Gen Y, 76 million strong, will play a monumental role in what is projected to be, the largest transfer of wealth in the coming decades. With the average age of a credit union member at 47, credit unions continue to struggle to attract younger members. It is imperative that we not only tap into this segment to add to our membership, but also for our leadership and especially for our volunteer base.
For a generation that wants everything here and now and thinks that a Facebook post is more important than a face-to-face conversation, we need to develop and harness the energy of these future volunteers. It will be detrimental to the future of credit unions if we do not understand and morph to meet the needs of this emerging membership segment.
How do we attract Gen Y? Not just as members, but as leaders and volunteers.

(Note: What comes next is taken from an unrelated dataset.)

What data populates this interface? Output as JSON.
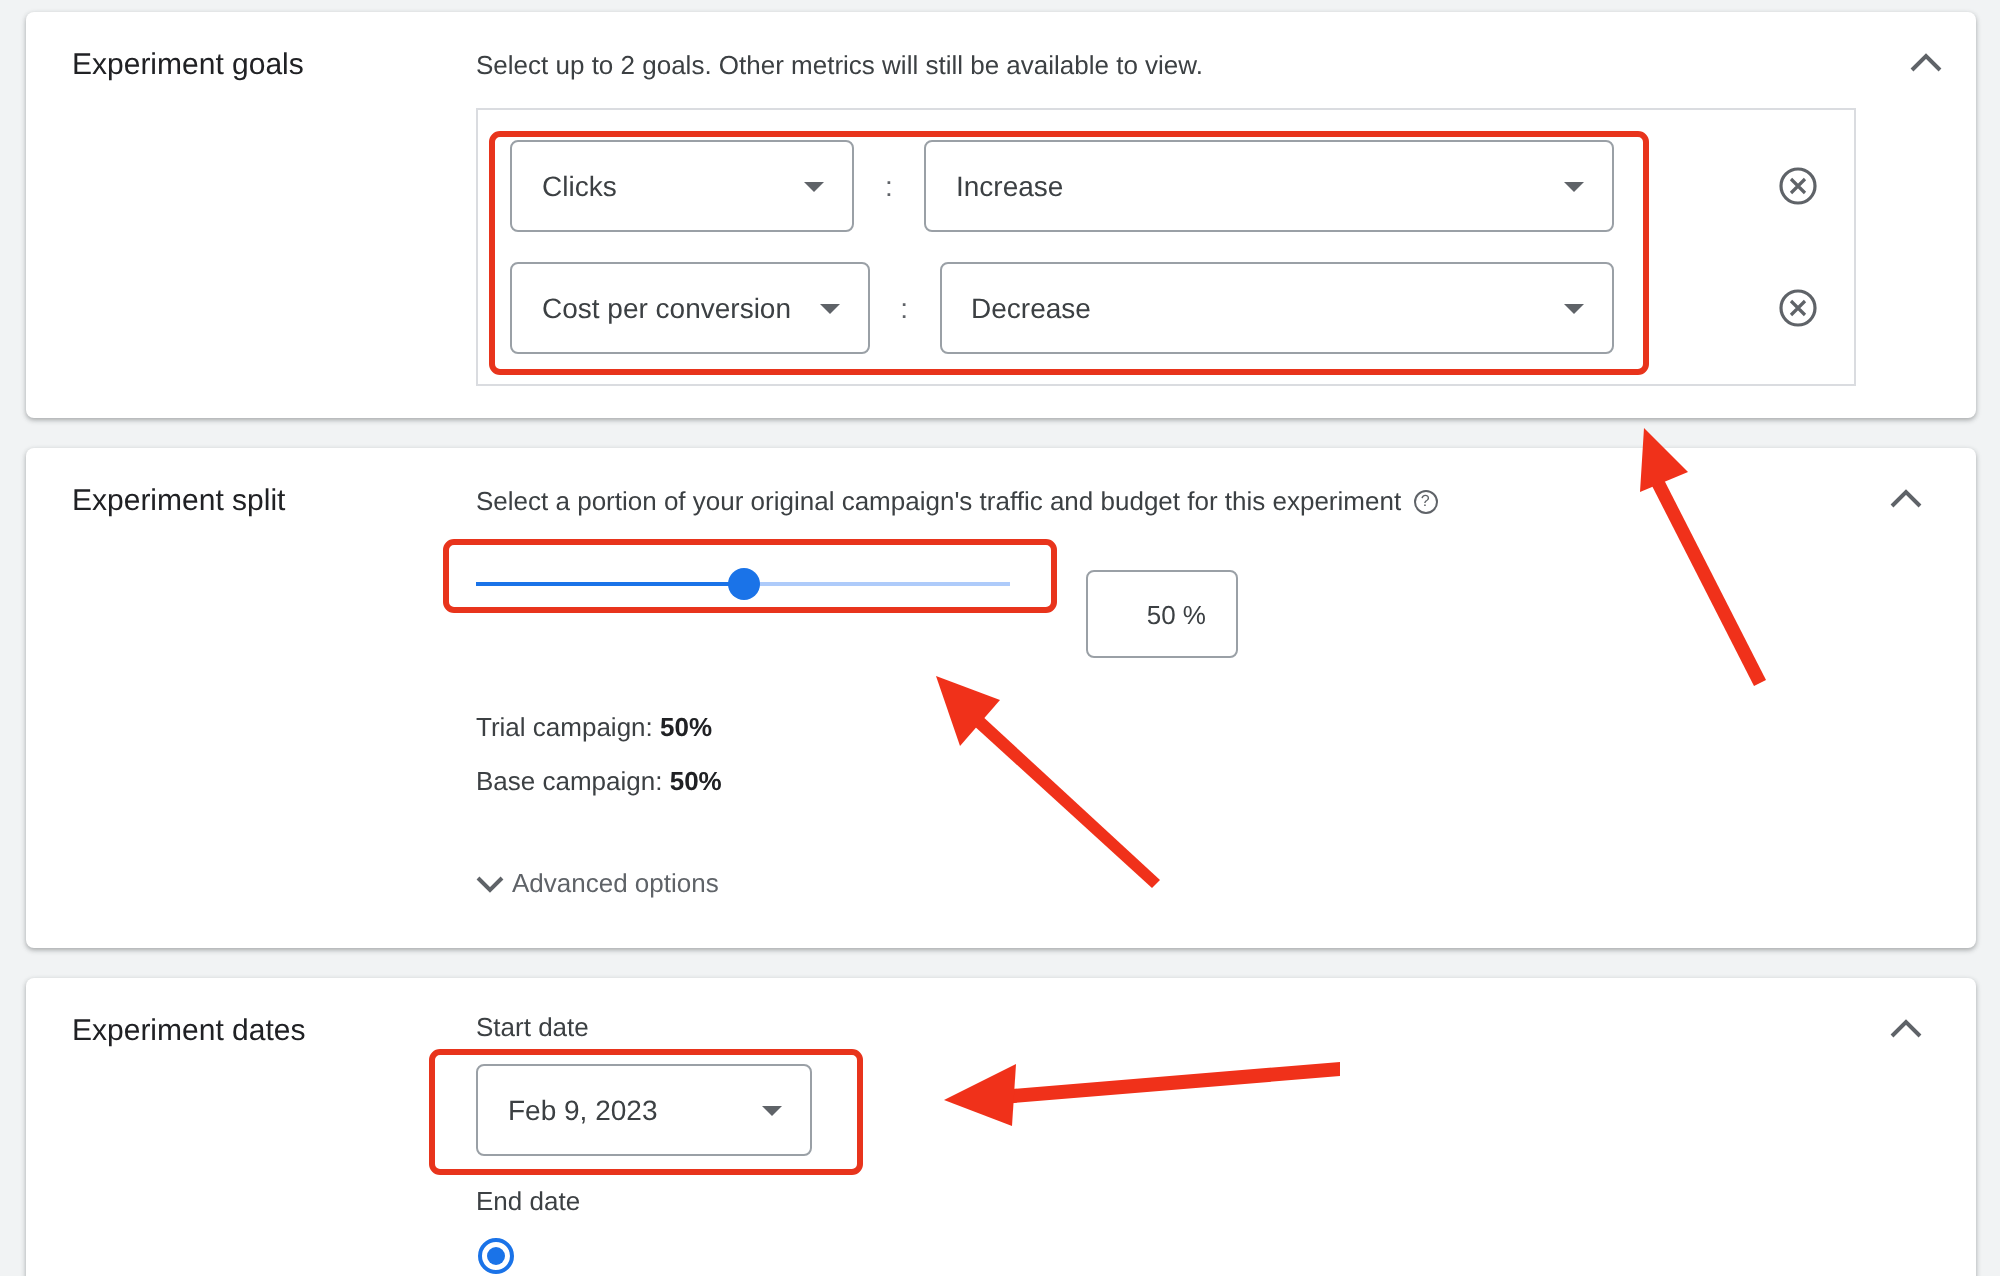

The answer, well part of the answer is get them involved. A couple of ways to do this is by creating a young adult advisory committee, junior board members or just recruit Gen Y members to your board. What better way to move your CU forward and meet the needs of the generation that is in their peak borrowing ages of 25-44, than to have representatives from that group in the room when those decisions are made?

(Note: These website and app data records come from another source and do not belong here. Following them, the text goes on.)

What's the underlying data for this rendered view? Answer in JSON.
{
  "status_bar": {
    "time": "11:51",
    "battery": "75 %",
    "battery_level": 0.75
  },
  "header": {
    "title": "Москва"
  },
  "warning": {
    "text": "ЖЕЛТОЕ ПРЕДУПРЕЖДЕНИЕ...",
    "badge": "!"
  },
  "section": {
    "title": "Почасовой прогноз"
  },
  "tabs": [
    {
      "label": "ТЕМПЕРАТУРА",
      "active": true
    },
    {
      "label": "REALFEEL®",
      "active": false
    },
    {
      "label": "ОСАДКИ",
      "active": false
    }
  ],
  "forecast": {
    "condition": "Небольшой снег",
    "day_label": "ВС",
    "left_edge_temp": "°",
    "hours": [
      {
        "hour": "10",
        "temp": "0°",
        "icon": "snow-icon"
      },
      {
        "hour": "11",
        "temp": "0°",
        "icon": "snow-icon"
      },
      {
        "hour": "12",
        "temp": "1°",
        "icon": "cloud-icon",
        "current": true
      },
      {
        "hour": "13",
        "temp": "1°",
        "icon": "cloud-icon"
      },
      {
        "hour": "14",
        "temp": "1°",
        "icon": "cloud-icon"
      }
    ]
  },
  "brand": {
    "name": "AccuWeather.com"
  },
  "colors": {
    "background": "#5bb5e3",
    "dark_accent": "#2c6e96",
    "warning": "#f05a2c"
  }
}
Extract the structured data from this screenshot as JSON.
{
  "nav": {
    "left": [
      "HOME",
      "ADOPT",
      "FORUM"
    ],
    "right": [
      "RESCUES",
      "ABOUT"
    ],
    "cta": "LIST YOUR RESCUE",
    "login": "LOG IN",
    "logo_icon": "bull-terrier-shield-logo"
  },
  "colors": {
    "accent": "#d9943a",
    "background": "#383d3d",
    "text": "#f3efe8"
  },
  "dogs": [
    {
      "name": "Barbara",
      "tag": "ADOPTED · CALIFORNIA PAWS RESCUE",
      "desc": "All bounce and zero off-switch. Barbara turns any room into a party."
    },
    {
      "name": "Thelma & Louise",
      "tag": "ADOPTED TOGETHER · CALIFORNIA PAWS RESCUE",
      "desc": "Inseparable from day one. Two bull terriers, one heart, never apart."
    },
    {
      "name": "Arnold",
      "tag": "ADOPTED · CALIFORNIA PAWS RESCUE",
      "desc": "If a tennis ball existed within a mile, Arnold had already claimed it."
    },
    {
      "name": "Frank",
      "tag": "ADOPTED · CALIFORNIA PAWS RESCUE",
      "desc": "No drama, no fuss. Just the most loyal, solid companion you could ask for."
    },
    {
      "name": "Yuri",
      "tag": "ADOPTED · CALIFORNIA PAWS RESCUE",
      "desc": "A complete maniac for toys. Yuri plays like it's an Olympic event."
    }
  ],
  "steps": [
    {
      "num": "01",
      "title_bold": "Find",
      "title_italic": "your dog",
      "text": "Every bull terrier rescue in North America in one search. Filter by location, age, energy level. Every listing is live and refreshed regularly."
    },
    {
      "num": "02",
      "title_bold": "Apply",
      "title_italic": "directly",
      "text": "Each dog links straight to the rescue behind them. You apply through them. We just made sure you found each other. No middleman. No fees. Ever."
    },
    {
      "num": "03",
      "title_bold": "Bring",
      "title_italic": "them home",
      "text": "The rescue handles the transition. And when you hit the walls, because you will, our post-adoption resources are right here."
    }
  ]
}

So how do you do this? First, identify internal staff and management that would be a good fit to reach out to your younger members. Ideally, they will believe in the movement and act as mentors. Second, establish the charge or assignment for these new, younger volunteers. What do you want them to accomplish? What role do you want them to have with senior management or the board? Third, using your internal champions, start the recruitment process. Use delivery channels preferred by Gen Y (Facebook, Twitter, social media) and ask them to step forward and volunteer for their credit union. Last, implementation. Once the three steps have been completed, put the committee or board members to work. Have them start fulfilling the duties of helping position the CU to meet the needs of a new generation.
This option is not the cure-all for tapping into Generation Y. Nor is it a guarantee for lowering the average age of our membership. But having members of Gen Y in the room when decisions are made or plans and promotions developed will include a new prospective and insight into the needs of a unique generation. Times are changing, our membership base is changing and we need to change with them to remain a viable option for our members.

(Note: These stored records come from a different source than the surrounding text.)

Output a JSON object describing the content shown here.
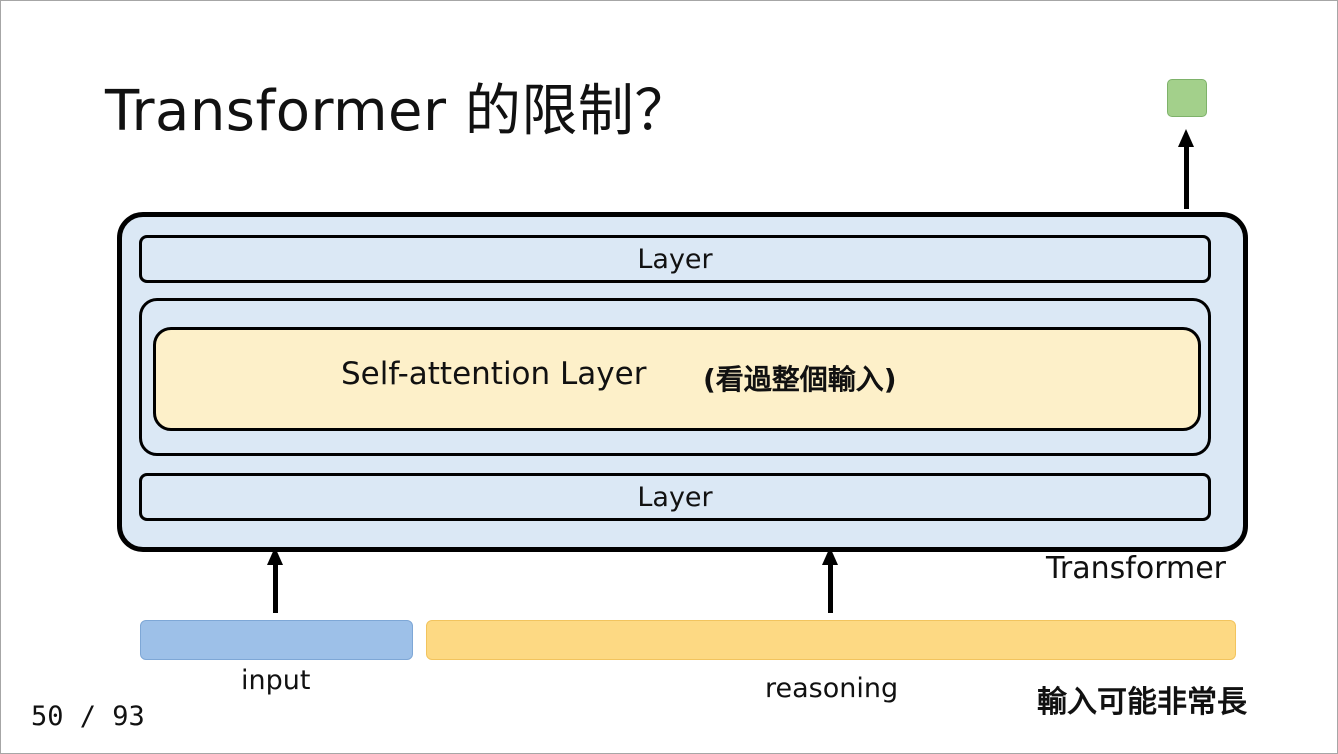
{
  "slide": {
    "title": "Transformer 的限制？",
    "page_number": "50 / 93"
  },
  "diagram": {
    "top_layer_label": "Layer",
    "self_attention_label": "Self-attention Layer",
    "self_attention_note": "(看過整個輸入)",
    "bottom_layer_label": "Layer",
    "transformer_label": "Transformer",
    "input_label": "input",
    "reasoning_label": "reasoning",
    "long_input_note": "輸入可能非常長"
  },
  "colors": {
    "layer_fill": "#dbe8f5",
    "self_attention_fill": "#fdf0c9",
    "input_bar": "#9dc0e8",
    "reasoning_bar": "#fdd983",
    "output_square": "#a3d08b"
  }
}
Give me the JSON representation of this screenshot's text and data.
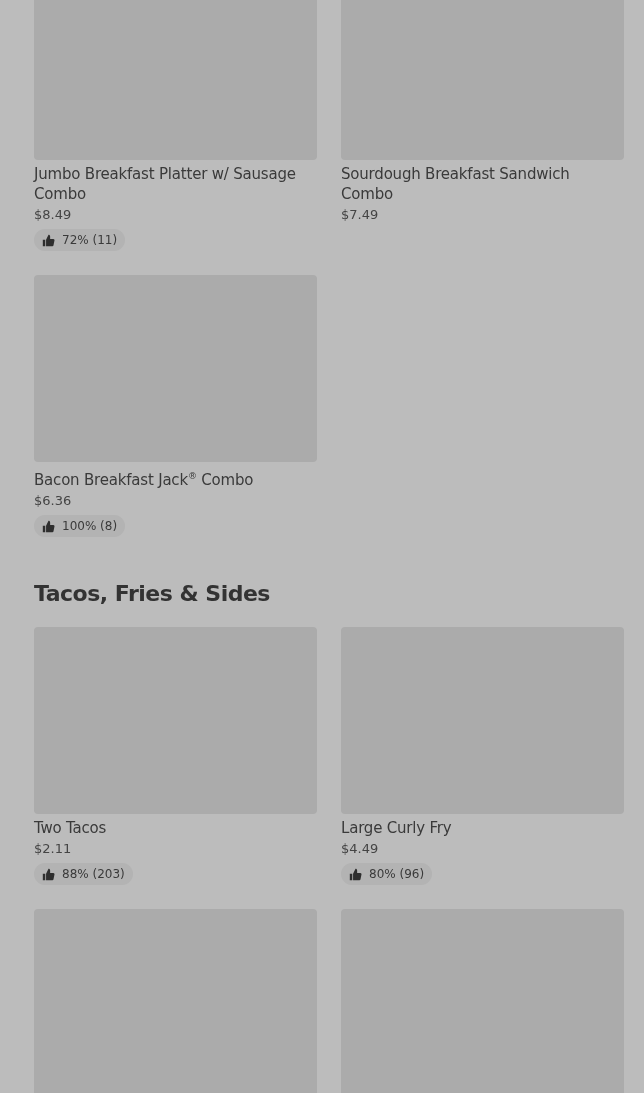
{
  "sections": [
    {
      "items": [
        {
          "kind": "full",
          "name": "Jumbo Breakfast Platter w/ Sausage Combo",
          "price": "$8.49",
          "rating": "72% (11)"
        },
        {
          "kind": "full",
          "name": "Sourdough Breakfast Sandwich Combo",
          "price": "$7.49"
        },
        {
          "kind": "full",
          "name": "Bacon Breakfast Jack$^{®}$  Combo",
          "price": "$6.36",
          "rating": "100% (8)"
        }
      ]
    },
    {
      "title": "Tacos, Fries & Sides",
      "items": [
        {
          "kind": "full",
          "name": "Two Tacos",
          "price": "$2.11",
          "rating": "88% (203)"
        },
        {
          "kind": "full",
          "name": "Large Curly Fry",
          "price": "$4.49",
          "rating": "80% (96)"
        },
        {
          "kind": "cut"
        },
        {
          "kind": "cut"
        }
      ]
    }
  ]
}
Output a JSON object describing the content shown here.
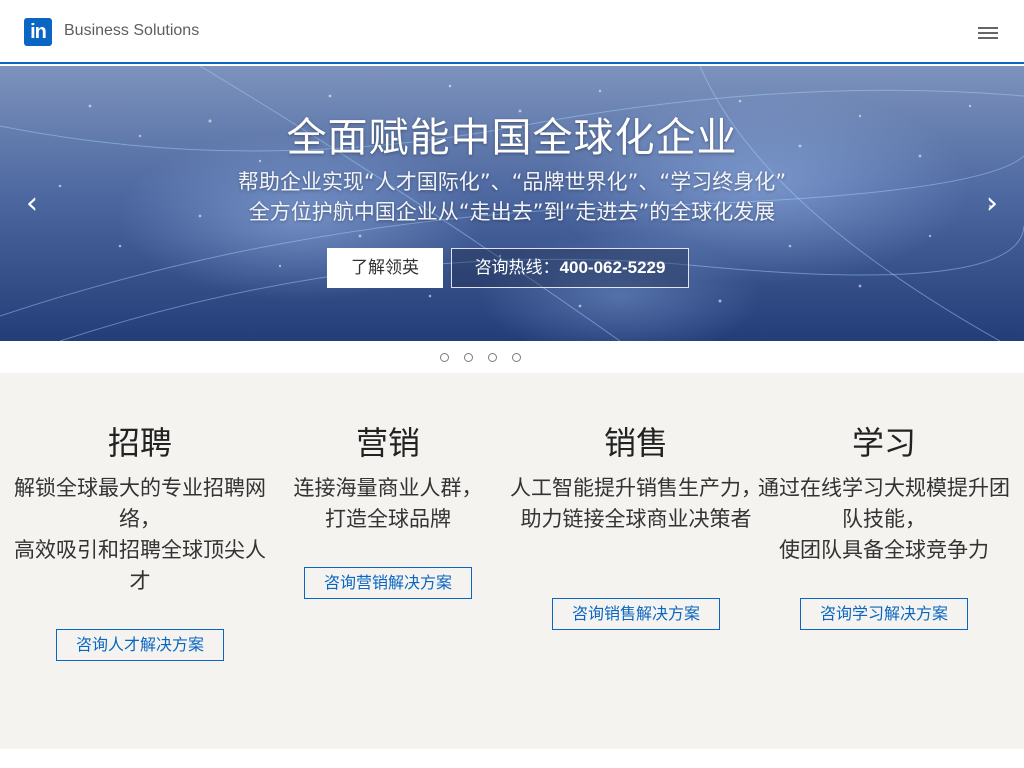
{
  "header": {
    "logo_text": "in",
    "brand": "Business Solutions",
    "menu_icon": "hamburger-menu-icon",
    "accent_color": "#0a66c2"
  },
  "hero": {
    "title": "全面赋能中国全球化企业",
    "subtitle_line1": "帮助企业实现“人才国际化”、“品牌世界化”、“学习终身化”",
    "subtitle_line2": "全方位护航中国企业从“走出去”到“走进去”的全球化发展",
    "learn_button": "了解领英",
    "hotline_label": "咨询热线：",
    "hotline_number": "400-062-5229",
    "prev_arrow": "‹",
    "next_arrow": "›",
    "slide_count": 4,
    "active_slide": 1
  },
  "solutions": [
    {
      "title": "招聘",
      "desc_lines": [
        "解锁全球最大的专业招聘网络，",
        "高效吸引和招聘全球顶尖人才"
      ],
      "button": "咨询人才解决方案"
    },
    {
      "title": "营销",
      "desc_lines": [
        "连接海量商业人群，",
        "打造全球品牌"
      ],
      "button": "咨询营销解决方案"
    },
    {
      "title": "销售",
      "desc_lines": [
        "人工智能提升销售生产力，",
        "助力链接全球商业决策者"
      ],
      "button": "咨询销售解决方案"
    },
    {
      "title": "学习",
      "desc_lines": [
        "通过在线学习大规模提升团队技能，",
        "使团队具备全球竞争力"
      ],
      "button": "咨询学习解决方案"
    }
  ]
}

Jason Mertz is an accounting and operations specialist at My Credit Union, Redwood City, Calif.
Contact 650-366-5522 x103 or email@example.com
The Cooperative Trust is a grassroots organization composed of several hundred young credit union professionals. Its activities include meetings, mentorships online collaboration and development projects. Opinions expressed are the personal views of the author.